As the intergalactic narrator, Fanta G (Yukihiro Takahashi), explains the “present” of this film is our own but we find ourselves once again in Obayashi’s hometown of Onomichi where the local cinema is about to play its final show, a programme dedicated to the war films of Japan. Torrential rain has ensured a good audience, including three variously interested young men – cinephile Mario Baba (Takuro Atsuki), monk’s son Shigure (Yoshihiko Hosoda) who fancies himself a Showa-era yakuza, and “film history maniac” Hosuke (Takahito Hosoyamada). Noriko (Rei Yoshida), a teenage girl in sailor suit who only appears in blue-tinted monochrome, opens the show with a ‘40s folksong but soon disappears into the screen, followed by the three men who become the guardians and protectors of her image as they attempt to safeguard her existence through various scenes of historical carnage.

Noriko, the embodiment of a more innocent Japan, insists that “all you need is movies” and that she wants them to teach her of the things she does not know, most pressingly the nature of war. She enters the movies to find out who she is as we too peek into the soul of the nation, spinning back to the years of peace under the Tokugawa shogunate later juxtaposed with those of wartime nationalism in which “overseas” had become synonymous with adventure and opportunity, if perhaps darkly so in enabling the advance of Japanese imperialism. 

The three heroes find themselves literally immersed in cinema, pulled in by the great empathy machine to experience for themselves that which they could only previously imagine. Yet like the narrator of Nakahara’s poem they find themselves powerless, defined by their status as “members of the audience” even as their identities begin to blur with those of the various protagonists with whom they are being asked to identify. They attempt to protect the image of Noriko wherever they find her, even as a young Chinese woman orphaned by Japanese atrocity, but largely fail, unable to alter the course of history as mere spectators bound by the narrative rules of cinema. 

Yet sitting in front of the cinema screen convinces them that “movies demand I do something with my life”. Fanta G explains away the Meiji-era mentality with the claim that “people in power always punish freedom with death”, concluding that one man cannot change the system in the various assassinations of the revolutionaries trying to determine the future course of a nation, but insists on the right of all to be free to live their present and their future. The men learn that though they are powerless in the face of history, they have the power to craft their own happy ending but only if they abandon their identities as “members of the audience” in the knowledge that “if we just watch nothing will change”. 

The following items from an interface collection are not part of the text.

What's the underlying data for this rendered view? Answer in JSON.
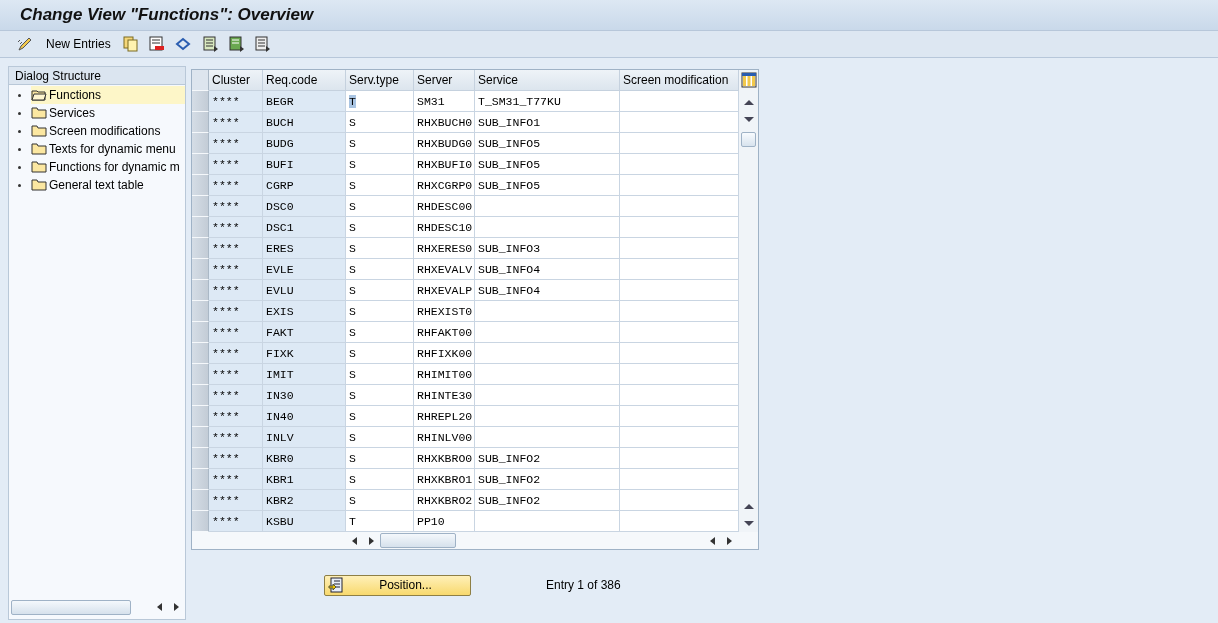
{
  "window": {
    "title": "Change View \"Functions\": Overview"
  },
  "toolbar": {
    "new_entries": "New Entries"
  },
  "dialog_structure": {
    "title": "Dialog Structure",
    "items": [
      {
        "label": "Functions",
        "selected": true
      },
      {
        "label": "Services",
        "selected": false
      },
      {
        "label": "Screen modifications",
        "selected": false
      },
      {
        "label": "Texts for dynamic menu",
        "selected": false
      },
      {
        "label": "Functions for dynamic m",
        "selected": false
      },
      {
        "label": "General text table",
        "selected": false
      }
    ]
  },
  "table": {
    "columns": [
      "Cluster",
      "Req.code",
      "Serv.type",
      "Server",
      "Service",
      "Screen modification"
    ],
    "rows": [
      {
        "cells": [
          "****",
          "BEGR",
          "T",
          "SM31",
          "T_SM31_T77KU",
          ""
        ],
        "highlighted": true
      },
      {
        "cells": [
          "****",
          "BUCH",
          "S",
          "RHXBUCH0",
          "SUB_INFO1",
          ""
        ],
        "highlighted": false
      },
      {
        "cells": [
          "****",
          "BUDG",
          "S",
          "RHXBUDG0",
          "SUB_INFO5",
          ""
        ],
        "highlighted": false
      },
      {
        "cells": [
          "****",
          "BUFI",
          "S",
          "RHXBUFI0",
          "SUB_INFO5",
          ""
        ],
        "highlighted": false
      },
      {
        "cells": [
          "****",
          "CGRP",
          "S",
          "RHXCGRP0",
          "SUB_INFO5",
          ""
        ],
        "highlighted": false
      },
      {
        "cells": [
          "****",
          "DSC0",
          "S",
          "RHDESC00",
          "",
          ""
        ],
        "highlighted": false
      },
      {
        "cells": [
          "****",
          "DSC1",
          "S",
          "RHDESC10",
          "",
          ""
        ],
        "highlighted": false
      },
      {
        "cells": [
          "****",
          "ERES",
          "S",
          "RHXERES0",
          "SUB_INFO3",
          ""
        ],
        "highlighted": false
      },
      {
        "cells": [
          "****",
          "EVLE",
          "S",
          "RHXEVALV",
          "SUB_INFO4",
          ""
        ],
        "highlighted": false
      },
      {
        "cells": [
          "****",
          "EVLU",
          "S",
          "RHXEVALP",
          "SUB_INFO4",
          ""
        ],
        "highlighted": false
      },
      {
        "cells": [
          "****",
          "EXIS",
          "S",
          "RHEXIST0",
          "",
          ""
        ],
        "highlighted": false
      },
      {
        "cells": [
          "****",
          "FAKT",
          "S",
          "RHFAKT00",
          "",
          ""
        ],
        "highlighted": false
      },
      {
        "cells": [
          "****",
          "FIXK",
          "S",
          "RHFIXK00",
          "",
          ""
        ],
        "highlighted": false
      },
      {
        "cells": [
          "****",
          "IMIT",
          "S",
          "RHIMIT00",
          "",
          ""
        ],
        "highlighted": false
      },
      {
        "cells": [
          "****",
          "IN30",
          "S",
          "RHINTE30",
          "",
          ""
        ],
        "highlighted": false
      },
      {
        "cells": [
          "****",
          "IN40",
          "S",
          "RHREPL20",
          "",
          ""
        ],
        "highlighted": false
      },
      {
        "cells": [
          "****",
          "INLV",
          "S",
          "RHINLV00",
          "",
          ""
        ],
        "highlighted": false
      },
      {
        "cells": [
          "****",
          "KBR0",
          "S",
          "RHXKBRO0",
          "SUB_INFO2",
          ""
        ],
        "highlighted": false
      },
      {
        "cells": [
          "****",
          "KBR1",
          "S",
          "RHXKBRO1",
          "SUB_INFO2",
          ""
        ],
        "highlighted": false
      },
      {
        "cells": [
          "****",
          "KBR2",
          "S",
          "RHXKBRO2",
          "SUB_INFO2",
          ""
        ],
        "highlighted": false
      },
      {
        "cells": [
          "****",
          "KSBU",
          "T",
          "PP10",
          "",
          ""
        ],
        "highlighted": false
      }
    ]
  },
  "footer": {
    "position_button": "Position...",
    "entry_info": "Entry 1 of 386"
  }
}
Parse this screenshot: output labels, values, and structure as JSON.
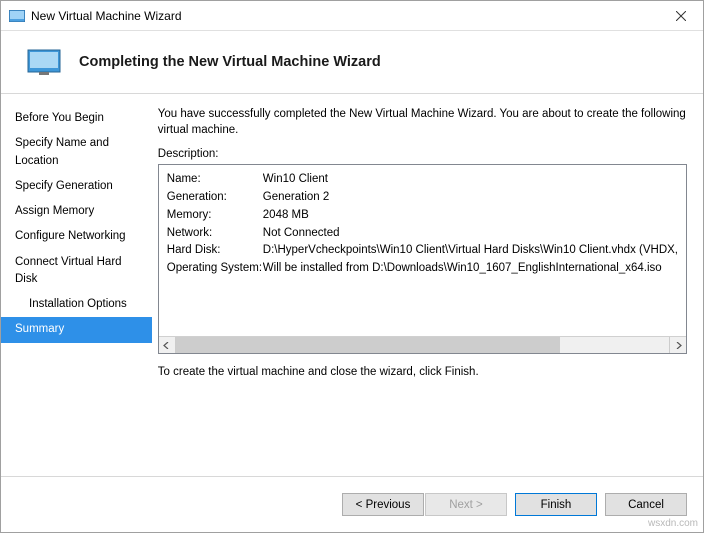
{
  "window": {
    "title": "New Virtual Machine Wizard"
  },
  "header": {
    "title": "Completing the New Virtual Machine Wizard"
  },
  "sidebar": {
    "items": [
      {
        "label": "Before You Begin",
        "indent": false,
        "selected": false
      },
      {
        "label": "Specify Name and Location",
        "indent": false,
        "selected": false
      },
      {
        "label": "Specify Generation",
        "indent": false,
        "selected": false
      },
      {
        "label": "Assign Memory",
        "indent": false,
        "selected": false
      },
      {
        "label": "Configure Networking",
        "indent": false,
        "selected": false
      },
      {
        "label": "Connect Virtual Hard Disk",
        "indent": false,
        "selected": false
      },
      {
        "label": "Installation Options",
        "indent": true,
        "selected": false
      },
      {
        "label": "Summary",
        "indent": false,
        "selected": true
      }
    ]
  },
  "main": {
    "intro": "You have successfully completed the New Virtual Machine Wizard. You are about to create the following virtual machine.",
    "description_label": "Description:",
    "rows": [
      {
        "key": "Name:",
        "value": "Win10 Client"
      },
      {
        "key": "Generation:",
        "value": "Generation 2"
      },
      {
        "key": "Memory:",
        "value": "2048 MB"
      },
      {
        "key": "Network:",
        "value": "Not Connected"
      },
      {
        "key": "Hard Disk:",
        "value": "D:\\HyperVcheckpoints\\Win10 Client\\Virtual Hard Disks\\Win10 Client.vhdx (VHDX,"
      },
      {
        "key": "Operating System:",
        "value": "Will be installed from D:\\Downloads\\Win10_1607_EnglishInternational_x64.iso"
      }
    ],
    "note": "To create the virtual machine and close the wizard, click Finish."
  },
  "footer": {
    "previous": "< Previous",
    "next": "Next >",
    "finish": "Finish",
    "cancel": "Cancel"
  },
  "watermark": "wsxdn.com"
}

With a deliberately theatrical artifice, trademark colour play, and surrealist imagery Obayashi wanders through 100 years of Japanese cinema with jidaigeki silents giving way to Masahiro Makino musicals and they in turn to the Hollywood-influenced song and dance of the immediate post-war era which was itself in the eyes of Fanta G an attempt to avert ones eyes from the horrors of the recent past but also a “lie” which carried its own kind of truth. The image of “Noriko” remains burned into the cinema screen, the movies the sole repository of the soul of Japan, though perhaps a Japan which no longer knows itself. “As long as I remember you, you’ll live” another bystander claims, “that’s why I have to be here”, waiting in a movie theatre existing outside of time and home to the labyrinths of cinema in which are to be found the vaults of human empathy. “To young people who want a future where no one knows wars, we dedicate this movie with blessing and envy”, run the closing lines, “in order to achieve world peace there are many things our hands can turn to” if only we rediscover the will to turn them. 


Labyrinth of Cinema is available to stream in the US until July 30 as part of this year’s Japan Cuts.

Original trailer (English subtitles)